**Data extracted from a collection**
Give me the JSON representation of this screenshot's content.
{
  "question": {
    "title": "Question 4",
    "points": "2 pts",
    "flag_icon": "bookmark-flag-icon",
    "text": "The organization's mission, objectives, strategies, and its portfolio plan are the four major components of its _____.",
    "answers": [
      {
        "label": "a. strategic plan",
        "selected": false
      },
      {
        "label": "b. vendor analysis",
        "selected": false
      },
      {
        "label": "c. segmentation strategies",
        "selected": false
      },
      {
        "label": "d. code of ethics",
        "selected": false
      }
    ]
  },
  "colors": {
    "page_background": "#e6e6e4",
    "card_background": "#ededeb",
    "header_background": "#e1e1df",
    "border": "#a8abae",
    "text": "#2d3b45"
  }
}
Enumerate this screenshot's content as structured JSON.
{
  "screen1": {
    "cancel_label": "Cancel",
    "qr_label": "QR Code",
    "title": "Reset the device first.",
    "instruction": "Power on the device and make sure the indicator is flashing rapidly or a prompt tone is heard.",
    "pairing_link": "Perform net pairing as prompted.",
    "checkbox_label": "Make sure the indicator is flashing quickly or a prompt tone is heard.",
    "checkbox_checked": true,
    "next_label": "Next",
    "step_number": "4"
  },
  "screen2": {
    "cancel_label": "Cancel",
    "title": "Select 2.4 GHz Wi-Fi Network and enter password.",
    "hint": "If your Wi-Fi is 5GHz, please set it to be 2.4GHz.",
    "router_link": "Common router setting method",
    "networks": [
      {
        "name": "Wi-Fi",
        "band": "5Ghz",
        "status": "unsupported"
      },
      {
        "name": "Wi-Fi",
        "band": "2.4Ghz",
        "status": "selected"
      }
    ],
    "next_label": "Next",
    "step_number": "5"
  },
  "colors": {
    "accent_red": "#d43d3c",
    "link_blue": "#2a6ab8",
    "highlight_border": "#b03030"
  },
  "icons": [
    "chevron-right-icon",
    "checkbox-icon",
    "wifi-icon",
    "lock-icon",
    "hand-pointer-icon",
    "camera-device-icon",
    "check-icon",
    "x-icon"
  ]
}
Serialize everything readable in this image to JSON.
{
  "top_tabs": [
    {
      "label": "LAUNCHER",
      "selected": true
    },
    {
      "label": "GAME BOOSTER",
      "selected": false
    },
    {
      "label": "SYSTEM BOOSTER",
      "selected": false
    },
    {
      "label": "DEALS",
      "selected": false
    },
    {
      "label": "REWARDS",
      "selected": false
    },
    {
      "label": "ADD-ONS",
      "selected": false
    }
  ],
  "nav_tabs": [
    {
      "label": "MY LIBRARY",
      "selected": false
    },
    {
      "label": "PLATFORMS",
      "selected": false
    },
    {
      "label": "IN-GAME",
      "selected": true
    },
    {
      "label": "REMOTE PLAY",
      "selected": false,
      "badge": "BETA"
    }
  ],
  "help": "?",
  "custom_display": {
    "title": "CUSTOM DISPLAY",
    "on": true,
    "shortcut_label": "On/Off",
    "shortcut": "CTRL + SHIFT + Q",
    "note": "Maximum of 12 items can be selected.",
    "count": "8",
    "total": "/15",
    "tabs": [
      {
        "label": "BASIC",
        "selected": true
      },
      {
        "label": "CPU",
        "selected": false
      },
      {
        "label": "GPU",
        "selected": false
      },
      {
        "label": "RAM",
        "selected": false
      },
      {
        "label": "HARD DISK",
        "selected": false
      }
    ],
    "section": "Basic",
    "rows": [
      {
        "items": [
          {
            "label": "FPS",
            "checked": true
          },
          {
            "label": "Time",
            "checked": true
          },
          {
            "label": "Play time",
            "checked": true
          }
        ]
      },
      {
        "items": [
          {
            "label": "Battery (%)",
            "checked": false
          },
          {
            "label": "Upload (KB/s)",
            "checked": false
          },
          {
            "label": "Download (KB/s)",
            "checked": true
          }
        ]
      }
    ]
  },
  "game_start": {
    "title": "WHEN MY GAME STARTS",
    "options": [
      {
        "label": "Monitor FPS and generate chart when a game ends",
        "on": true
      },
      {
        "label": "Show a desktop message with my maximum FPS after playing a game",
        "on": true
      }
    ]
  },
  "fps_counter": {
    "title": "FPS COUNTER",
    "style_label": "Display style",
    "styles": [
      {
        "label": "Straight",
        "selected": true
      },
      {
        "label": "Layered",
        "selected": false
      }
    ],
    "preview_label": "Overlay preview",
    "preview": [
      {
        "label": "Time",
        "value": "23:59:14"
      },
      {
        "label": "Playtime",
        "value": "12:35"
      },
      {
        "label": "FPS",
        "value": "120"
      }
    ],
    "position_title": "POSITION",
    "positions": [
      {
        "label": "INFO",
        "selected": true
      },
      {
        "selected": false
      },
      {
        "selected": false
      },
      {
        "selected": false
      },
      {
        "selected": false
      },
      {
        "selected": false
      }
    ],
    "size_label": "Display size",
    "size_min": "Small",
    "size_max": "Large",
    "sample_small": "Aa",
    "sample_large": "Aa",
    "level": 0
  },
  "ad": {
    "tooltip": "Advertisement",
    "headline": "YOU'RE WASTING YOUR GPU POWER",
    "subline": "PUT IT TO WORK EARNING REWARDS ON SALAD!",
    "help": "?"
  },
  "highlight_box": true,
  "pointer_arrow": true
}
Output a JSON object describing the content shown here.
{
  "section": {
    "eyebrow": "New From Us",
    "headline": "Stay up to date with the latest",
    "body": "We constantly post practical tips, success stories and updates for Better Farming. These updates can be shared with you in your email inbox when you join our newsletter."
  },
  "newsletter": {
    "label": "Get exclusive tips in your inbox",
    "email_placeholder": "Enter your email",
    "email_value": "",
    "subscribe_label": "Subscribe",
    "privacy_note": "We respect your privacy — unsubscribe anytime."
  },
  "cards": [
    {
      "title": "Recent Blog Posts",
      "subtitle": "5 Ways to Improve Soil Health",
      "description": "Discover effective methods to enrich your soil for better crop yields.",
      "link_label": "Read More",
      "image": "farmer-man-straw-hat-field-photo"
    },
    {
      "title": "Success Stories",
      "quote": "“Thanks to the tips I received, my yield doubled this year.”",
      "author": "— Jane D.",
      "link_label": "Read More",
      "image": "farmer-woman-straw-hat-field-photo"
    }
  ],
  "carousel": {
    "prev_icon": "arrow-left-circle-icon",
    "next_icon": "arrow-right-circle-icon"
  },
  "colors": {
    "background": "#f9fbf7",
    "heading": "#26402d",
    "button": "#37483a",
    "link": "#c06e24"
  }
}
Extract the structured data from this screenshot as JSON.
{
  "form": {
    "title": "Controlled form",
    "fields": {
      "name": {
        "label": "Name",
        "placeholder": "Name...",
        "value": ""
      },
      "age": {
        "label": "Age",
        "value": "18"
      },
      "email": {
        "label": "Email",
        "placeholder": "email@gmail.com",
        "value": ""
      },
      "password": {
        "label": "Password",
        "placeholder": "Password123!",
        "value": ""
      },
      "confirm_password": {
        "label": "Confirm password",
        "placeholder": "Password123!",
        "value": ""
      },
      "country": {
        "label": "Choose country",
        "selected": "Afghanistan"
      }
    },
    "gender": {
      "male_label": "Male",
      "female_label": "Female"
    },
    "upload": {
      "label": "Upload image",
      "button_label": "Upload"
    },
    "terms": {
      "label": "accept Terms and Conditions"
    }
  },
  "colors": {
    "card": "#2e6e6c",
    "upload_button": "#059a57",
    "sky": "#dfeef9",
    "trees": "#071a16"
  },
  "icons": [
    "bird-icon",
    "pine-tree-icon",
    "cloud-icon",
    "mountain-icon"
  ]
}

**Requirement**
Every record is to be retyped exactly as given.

**Your solution**
Give me the JSON representation of this screenshot's content.
{
  "question": {
    "title": "Question 4",
    "points": "2 pts",
    "flag_icon": "bookmark-flag-icon",
    "text": "The organization's mission, objectives, strategies, and its portfolio plan are the four major components of its _____.",
    "answers": [
      {
        "label": "a. strategic plan",
        "selected": false
      },
      {
        "label": "b. vendor analysis",
        "selected": false
      },
      {
        "label": "c. segmentation strategies",
        "selected": false
      },
      {
        "label": "d. code of ethics",
        "selected": false
      }
    ]
  },
  "colors": {
    "page_background": "#e6e6e4",
    "card_background": "#ededeb",
    "header_background": "#e1e1df",
    "border": "#a8abae",
    "text": "#2d3b45"
  }
}
Enumerate this screenshot's content as structured JSON.
{
  "screen1": {
    "cancel_label": "Cancel",
    "qr_label": "QR Code",
    "title": "Reset the device first.",
    "instruction": "Power on the device and make sure the indicator is flashing rapidly or a prompt tone is heard.",
    "pairing_link": "Perform net pairing as prompted.",
    "checkbox_label": "Make sure the indicator is flashing quickly or a prompt tone is heard.",
    "checkbox_checked": true,
    "next_label": "Next",
    "step_number": "4"
  },
  "screen2": {
    "cancel_label": "Cancel",
    "title": "Select 2.4 GHz Wi-Fi Network and enter password.",
    "hint": "If your Wi-Fi is 5GHz, please set it to be 2.4GHz.",
    "router_link": "Common router setting method",
    "networks": [
      {
        "name": "Wi-Fi",
        "band": "5Ghz",
        "status": "unsupported"
      },
      {
        "name": "Wi-Fi",
        "band": "2.4Ghz",
        "status": "selected"
      }
    ],
    "next_label": "Next",
    "step_number": "5"
  },
  "colors": {
    "accent_red": "#d43d3c",
    "link_blue": "#2a6ab8",
    "highlight_border": "#b03030"
  },
  "icons": [
    "chevron-right-icon",
    "checkbox-icon",
    "wifi-icon",
    "lock-icon",
    "hand-pointer-icon",
    "camera-device-icon",
    "check-icon",
    "x-icon"
  ]
}
Serialize everything readable in this image to JSON.
{
  "top_tabs": [
    {
      "label": "LAUNCHER",
      "selected": true
    },
    {
      "label": "GAME BOOSTER",
      "selected": false
    },
    {
      "label": "SYSTEM BOOSTER",
      "selected": false
    },
    {
      "label": "DEALS",
      "selected": false
    },
    {
      "label": "REWARDS",
      "selected": false
    },
    {
      "label": "ADD-ONS",
      "selected": false
    }
  ],
  "nav_tabs": [
    {
      "label": "MY LIBRARY",
      "selected": false
    },
    {
      "label": "PLATFORMS",
      "selected": false
    },
    {
      "label": "IN-GAME",
      "selected": true
    },
    {
      "label": "REMOTE PLAY",
      "selected": false,
      "badge": "BETA"
    }
  ],
  "help": "?",
  "custom_display": {
    "title": "CUSTOM DISPLAY",
    "on": true,
    "shortcut_label": "On/Off",
    "shortcut": "CTRL + SHIFT + Q",
    "note": "Maximum of 12 items can be selected.",
    "count": "8",
    "total": "/15",
    "tabs": [
      {
        "label": "BASIC",
        "selected": true
      },
      {
        "label": "CPU",
        "selected": false
      },
      {
        "label": "GPU",
        "selected": false
      },
      {
        "label": "RAM",
        "selected": false
      },
      {
        "label": "HARD DISK",
        "selected": false
      }
    ],
    "section": "Basic",
    "rows": [
      {
        "items": [
          {
            "label": "FPS",
            "checked": true
          },
          {
            "label": "Time",
            "checked": true
          },
          {
            "label": "Play time",
            "checked": true
          }
        ]
      },
      {
        "items": [
          {
            "label": "Battery (%)",
            "checked": false
          },
          {
            "label": "Upload (KB/s)",
            "checked": false
          },
          {
            "label": "Download (KB/s)",
            "checked": true
          }
        ]
      }
    ]
  },
  "game_start": {
    "title": "WHEN MY GAME STARTS",
    "options": [
      {
        "label": "Monitor FPS and generate chart when a game ends",
        "on": true
      },
      {
        "label": "Show a desktop message with my maximum FPS after playing a game",
        "on": true
      }
    ]
  },
  "fps_counter": {
    "title": "FPS COUNTER",
    "style_label": "Display style",
    "styles": [
      {
        "label": "Straight",
        "selected": true
      },
      {
        "label": "Layered",
        "selected": false
      }
    ],
    "preview_label": "Overlay preview",
    "preview": [
      {
        "label": "Time",
        "value": "23:59:14"
      },
      {
        "label": "Playtime",
        "value": "12:35"
      },
      {
        "label": "FPS",
        "value": "120"
      }
    ],
    "position_title": "POSITION",
    "positions": [
      {
        "label": "INFO",
        "selected": true
      },
      {
        "selected": false
      },
      {
        "selected": false
      },
      {
        "selected": false
      },
      {
        "selected": false
      },
      {
        "selected": false
      }
    ],
    "size_label": "Display size",
    "size_min": "Small",
    "size_max": "Large",
    "sample_small": "Aa",
    "sample_large": "Aa",
    "level": 0
  },
  "ad": {
    "tooltip": "Advertisement",
    "headline": "YOU'RE WASTING YOUR GPU POWER",
    "subline": "PUT IT TO WORK EARNING REWARDS ON SALAD!",
    "help": "?"
  },
  "highlight_box": true,
  "pointer_arrow": true
}
Output a JSON object describing the content shown here.
{
  "section": {
    "eyebrow": "New From Us",
    "headline": "Stay up to date with the latest",
    "body": "We constantly post practical tips, success stories and updates for Better Farming. These updates can be shared with you in your email inbox when you join our newsletter."
  },
  "newsletter": {
    "label": "Get exclusive tips in your inbox",
    "email_placeholder": "Enter your email",
    "email_value": "",
    "subscribe_label": "Subscribe",
    "privacy_note": "We respect your privacy — unsubscribe anytime."
  },
  "cards": [
    {
      "title": "Recent Blog Posts",
      "subtitle": "5 Ways to Improve Soil Health",
      "description": "Discover effective methods to enrich your soil for better crop yields.",
      "link_label": "Read More",
      "image": "farmer-man-straw-hat-field-photo"
    },
    {
      "title": "Success Stories",
      "quote": "“Thanks to the tips I received, my yield doubled this year.”",
      "author": "— Jane D.",
      "link_label": "Read More",
      "image": "farmer-woman-straw-hat-field-photo"
    }
  ],
  "carousel": {
    "prev_icon": "arrow-left-circle-icon",
    "next_icon": "arrow-right-circle-icon"
  },
  "colors": {
    "background": "#f9fbf7",
    "heading": "#26402d",
    "button": "#37483a",
    "link": "#c06e24"
  }
}
Extract the structured data from this screenshot as JSON.
{
  "form": {
    "title": "Controlled form",
    "fields": {
      "name": {
        "label": "Name",
        "placeholder": "Name...",
        "value": ""
      },
      "age": {
        "label": "Age",
        "value": "18"
      },
      "email": {
        "label": "Email",
        "placeholder": "email@gmail.com",
        "value": ""
      },
      "password": {
        "label": "Password",
        "placeholder": "Password123!",
        "value": ""
      },
      "confirm_password": {
        "label": "Confirm password",
        "placeholder": "Password123!",
        "value": ""
      },
      "country": {
        "label": "Choose country",
        "selected": "Afghanistan"
      }
    },
    "gender": {
      "male_label": "Male",
      "female_label": "Female"
    },
    "upload": {
      "label": "Upload image",
      "button_label": "Upload"
    },
    "terms": {
      "label": "accept Terms and Conditions"
    }
  },
  "colors": {
    "card": "#2e6e6c",
    "upload_button": "#059a57",
    "sky": "#dfeef9",
    "trees": "#071a16"
  },
  "icons": [
    "bird-icon",
    "pine-tree-icon",
    "cloud-icon",
    "mountain-icon"
  ]
}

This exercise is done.